    More people get sick in hospitals from nosocomial infections then are cured in hospitals with infections brought in from outside. All in all hospitals in the future will be strictly for the VERY critical post operative and required observational patients and the rest will be monitored quite fine at their place of residence with sophisticated monitoring equipment and equally sophisticated staff to insure both safety as well as efficiency. We aren’t there YET but to suggest we aren’t very close is equally closing one’s eyes to reality. Society no longer needs to retain old technology and philosophy simply because… Time we adjust to the times even if the initial band aid pull off is going to be really really painful. Dr D

  • Nick Mann

    Focus on caring, healing and recovery is what I do, effectively and efficiently, every day. Using knowledge,skill, experience and human contact. Remote monitoring does NONE of these things. This pejorative view of hospitals comes from the same stall as that which deems the NHS unsustainable. How many hospital beds does a country need? How do economies of scale of a hospital compare with cost of case-based care at home? And what of managing investigation, IV maintenance, equipment, transport etc? Not sure I’ve seen any credible evidence of strategic workforce or infrastructure planning, or figures or costings to support these aspirations.

  • Nick Mann

    At what point would you be prepared to board a pilotless plane? Where is the evidence and detail to support any of these ‘integrated care’ proposals? How will you evaluate the increase in unattended complications and mortality resulting from hospital closure and failure to access timely intervention? Despite use of technology, hospital care in the community will require more staff, not fewer. Hospitals permit economies of scale. Similar to the ‘7-day NHS’, this is uncosted, unplanned and unfunded. At best it’s wishful thinking, at worst it’s dangerous – flying completely blind into uncharted waters, in an already critically underfunded health system.

  • trio corporation

    Nice blog with lots of information.

  • Ed Walker

    Having worked in hospitals for over 30 years, they’re a BAD idea. I mean, if you’re ill, that last place you need to be is in a place surrounded by other ill people.
    The idea of gathering the sick in one place was originally to protect others from disease. Then the idea of ‘hospitality’ came about, but more for travellers than for the sick. Then doctors were invented, who needed sick people to use as teaching subjects, and it was convenient to have them under one roof. Then technology turned up, and it was convenient to have really sick people nearby the gadgets that had been invented to try and cure them.
    But none of that gets us far from my first premise, that if you’re ill, I mean really ill, you don’t want to be in a building full of other really ill people.

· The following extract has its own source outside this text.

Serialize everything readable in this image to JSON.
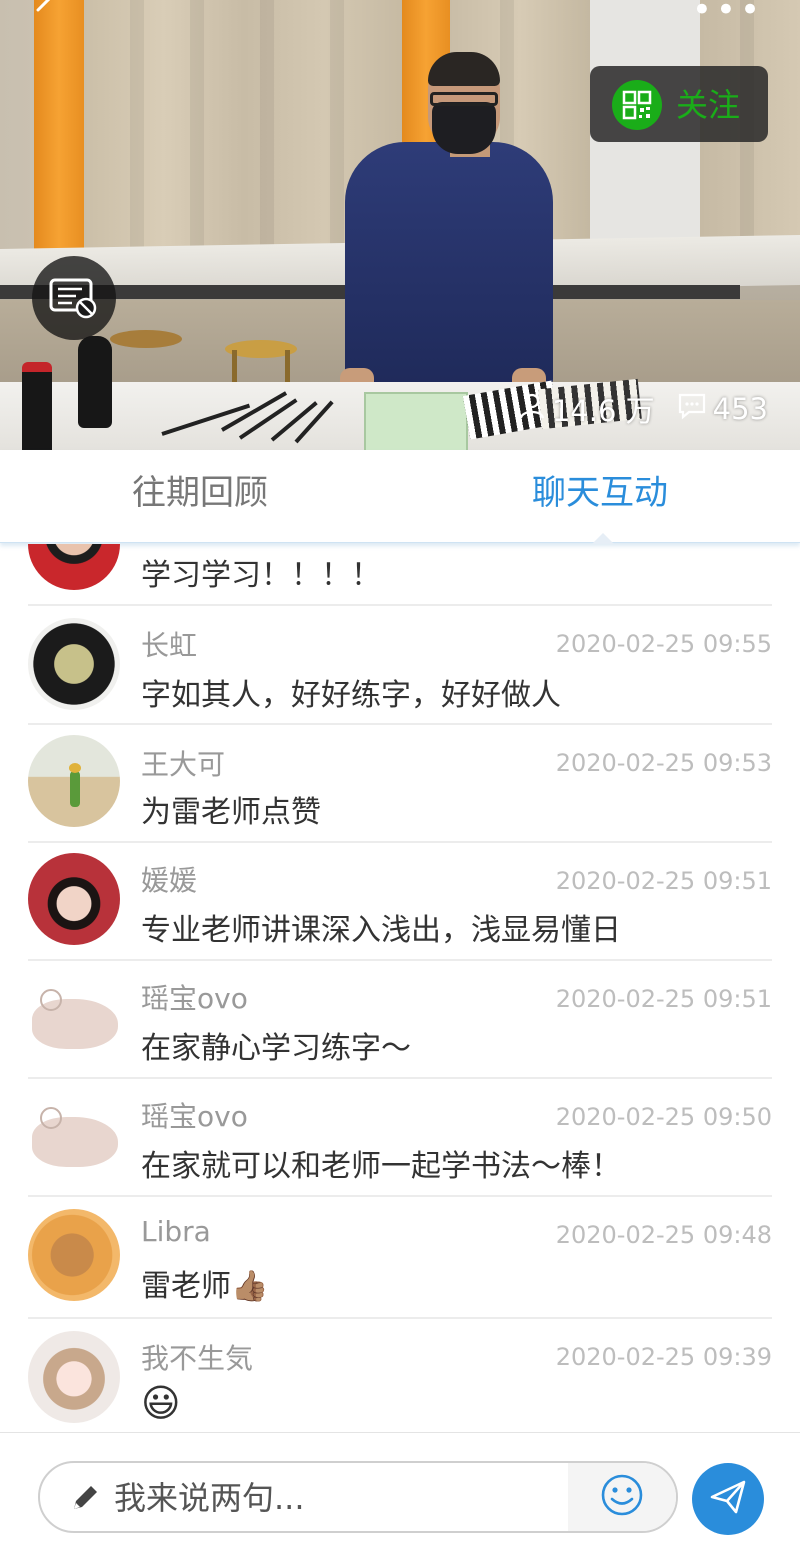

  • Nick Mann

    I’m not sure what aspirational reality you inhabit, but I assume your irrational fear of “other really ill people” is based on the paranoid notion that you “might catch something from them”. In my reality, the overwhelming majority of nosocomial infections occur after surgery, which will – unless we resort to faith healing – continue to be carried out in a hospital environment. Or perhaps you would find all those ill people “a bit depressing”. I feel rather differently, and very much value the personal care, support, expertise and shared experience which have been the hallmarks of my experiences as both patient and doctor in NHS hospitals.